*Title:* Variation and Change in Past Tense Negation in AAVE
*Supervisor:* William Labov
This proposed dissertation examines the extension of /ain’t /to past tense contexts where it varies with negative /do-/support (/didn’t/)//in African American Vernacular English (AAVE) (e.g., /Well, he didn’t do much, and I ain’t neither/, Labov et al. 1968). Through a corpus study, I demonstrate an increase in the use of /ain’t /at the expense of /didn’t/ in apparent time, led by adolescents with limited contact with speakers of Mainstream American English (MAE). The corpus study also allows two hypotheses on the origin of the use of /ain’t /in this new environment to be evaluated. The first hypothesis argues that it developed from a phonetic reduction of /didn’t /to [int], which subsequently converged with other instances of /ain’t/. The second proposes that it extended from the use of /ain’t /in present perfect contexts (where it varies with /haven’t/) due to semantic overlap between the present perfect and the simple past.
Another related goal of the proposed dissertation will be to tease apart the relationship between /ain’t, /tense-marking on main verbs following /ain’t /(e.g., /She ain’t want /vs. /She ain’t wanted/), and the tense-aspect meaning of the sentence (simple past vs. present perfect). Preliminary corpus results show a significant tendency for main verbs to appear in their base form (/want/) following /ain’t /in sentences with simple past meaning. There is also a significant tendency for main verbs to appear in their preterit form (/wanted/) following /ain’t /in sentences with present perfect meaning. However, variation in main verb tense-marking can be found in both paradigms (i.e., 18.3% preterit forms in sentences with simple past meaning and 16.3% base forms in sentences with present perfect meaning). Thus the proposed dissertation includes an experiment designed to test whether participants use main verb morphology to interpret the tense-aspect meaning of a sentence.
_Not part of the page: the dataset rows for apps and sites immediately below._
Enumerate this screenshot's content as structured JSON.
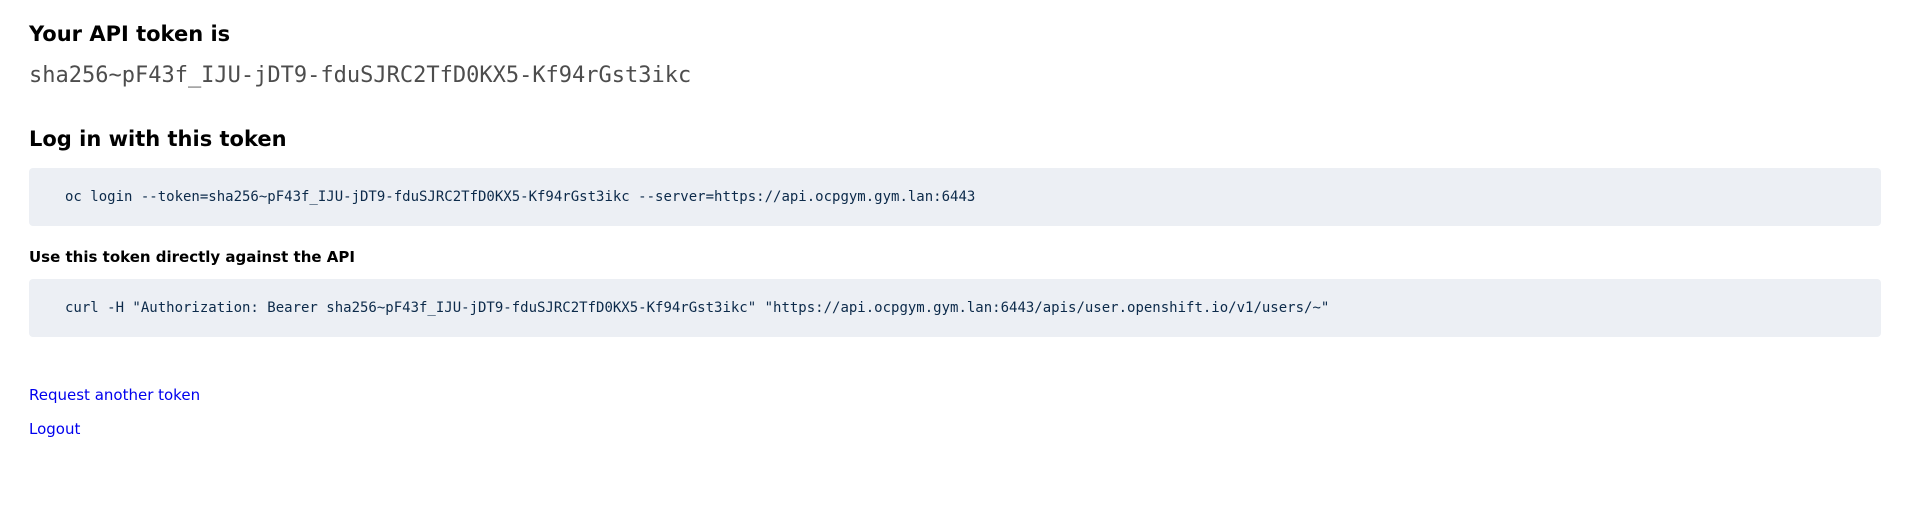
{
  "token_section": {
    "heading": "Your API token is",
    "token": "sha256~pF43f_IJU-jDT9-fduSJRC2TfD0KX5-Kf94rGst3ikc"
  },
  "login_section": {
    "heading": "Log in with this token",
    "command": "oc login --token=sha256~pF43f_IJU-jDT9-fduSJRC2TfD0KX5-Kf94rGst3ikc --server=https://api.ocpgym.gym.lan:6443"
  },
  "api_section": {
    "heading": "Use this token directly against the API",
    "command": "curl -H \"Authorization: Bearer sha256~pF43f_IJU-jDT9-fduSJRC2TfD0KX5-Kf94rGst3ikc\" \"https://api.ocpgym.gym.lan:6443/apis/user.openshift.io/v1/users/~\""
  },
  "links": {
    "request_another": "Request another token",
    "logout": "Logout"
  },
  "colors": {
    "link": "#0000ee",
    "code_background": "#eceff4",
    "code_text": "#0c2a4a"
  }
}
Additionally, the development of variation in main verb marking over time will be examined in relation to both hypotheses on the origin of the extension of /ain't /to past tense contexts.